Clinical trial results for $3.2 billion Covid drug are missing in action

“The results of most clinical trials of the Covid drug molnupiravir (Lagrevio) have not been made public and remain completely unknown, a new study has found.

 

 

 

The drug is currently being administered to Covid patients in the United States, the UK, and India. The World Health Organisation has issued a “conditional recommendation” for its use in some patient groups. Global sales so far stand at $3.2 billion….”

Evaluation of publication bias for 12 clinical trials of molnupiravir to treat SARS-CoV-2 infection in 13,694 patients | Research Square

Abstract:  Introduction:

During the COVID-19 pandemic, Merck Sharp and Dohme (MSD) acquired the global licensing rights for molnupiravir.
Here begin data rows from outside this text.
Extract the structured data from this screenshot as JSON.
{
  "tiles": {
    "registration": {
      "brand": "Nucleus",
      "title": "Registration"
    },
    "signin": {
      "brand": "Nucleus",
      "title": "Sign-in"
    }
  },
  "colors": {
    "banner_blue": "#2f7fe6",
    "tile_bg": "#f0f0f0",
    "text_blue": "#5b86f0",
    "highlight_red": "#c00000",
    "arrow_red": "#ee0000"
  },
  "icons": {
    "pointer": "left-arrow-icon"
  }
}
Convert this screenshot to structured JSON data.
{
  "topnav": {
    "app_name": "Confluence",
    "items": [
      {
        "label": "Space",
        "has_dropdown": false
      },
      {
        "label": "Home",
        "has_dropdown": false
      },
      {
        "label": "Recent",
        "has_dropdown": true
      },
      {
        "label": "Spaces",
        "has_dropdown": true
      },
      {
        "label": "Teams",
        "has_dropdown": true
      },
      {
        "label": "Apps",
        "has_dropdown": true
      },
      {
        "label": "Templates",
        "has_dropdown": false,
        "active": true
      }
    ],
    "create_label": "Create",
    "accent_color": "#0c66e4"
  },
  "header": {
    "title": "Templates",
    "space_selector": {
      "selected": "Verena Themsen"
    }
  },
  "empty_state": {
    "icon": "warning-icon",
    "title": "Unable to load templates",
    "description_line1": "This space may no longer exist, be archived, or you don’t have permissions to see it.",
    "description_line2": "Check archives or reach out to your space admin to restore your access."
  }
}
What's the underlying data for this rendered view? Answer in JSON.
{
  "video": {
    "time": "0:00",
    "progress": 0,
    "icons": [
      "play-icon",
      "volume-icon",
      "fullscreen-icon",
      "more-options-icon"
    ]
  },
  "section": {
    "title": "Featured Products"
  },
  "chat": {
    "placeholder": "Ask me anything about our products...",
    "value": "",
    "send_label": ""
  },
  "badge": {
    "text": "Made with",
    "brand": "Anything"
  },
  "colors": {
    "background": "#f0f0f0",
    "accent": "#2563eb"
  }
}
MSD allowed Indian manufacturers to produce the drug under voluntary license. Indian companies conducted local clinical trials to evaluate the efficacy and safety of molnupiravir.

Methods

Searches of the Clinical Trials Registry-India (CTRI) were conducted to find registered trials of molnupiravir in India. Subsequent investigations were performed to assess which clinical trials had been presented or published.

Results

According to the CTRI, 12 randomised trials of molnupiravir were conducted in India, in 13,694 patients, starting in late May 2021. By July 2022, none of the 12 trials has been published, one was presented at a medical conference, and two were announced in press releases suggesting failure of treatment. Results from three trials were shared with the World Health Organisation. One of these three trials had many unexplained results, with effects of treatment significantly different from the MSD MOVE-OUT trial in a similar population.

Discussion

The lack of results runs counter to established practices and leaves a situation where approximately 90% of the global data on molnupiravir has not been published in any form. Access to patient-level databases is required to investigate risks of bias or medical fraud.

EU Clinical Trials Register – Update

“Following the issuing of the Joint Letter by the European Commission, EMA and HMA, National Competent Authorities and European Medicines Agency have sent reminders to sponsors who were not compliant with the European Commission guideline on results posting. Thanks to these reminders, the percentage of posted results substantially increased. However, for some trials the reminders were not successful: detailed lists of these trials can be found here. …”

Clinical Trial Registry Errors Undermine Transparency | The Scientist Magazine®

“Confusion about terminology on the world’s largest clinical trials registry may be delaying the release of drug trial results and undermining rules designed to promote transparency, an investigation by The Scientist has found. 

Key study dates and other information are entered into the ClinicalTrials.gov database by trial researchers or sponsors, and are used by US science and regulatory agencies to determine legal deadlines by which results must be reported. The rules are supposed to ensure timely public access to findings about a potential therapy’s harms and benefits, as well as provide the scientific community with an up-to-date picture of the status of clinical research.

But neither the agencies nor staff overseeing the database routinely monitor individual trial records for veracity, instead relying on the person in charge of a given record to correctly declare information such as when a study ends and how many people were enrolled. …”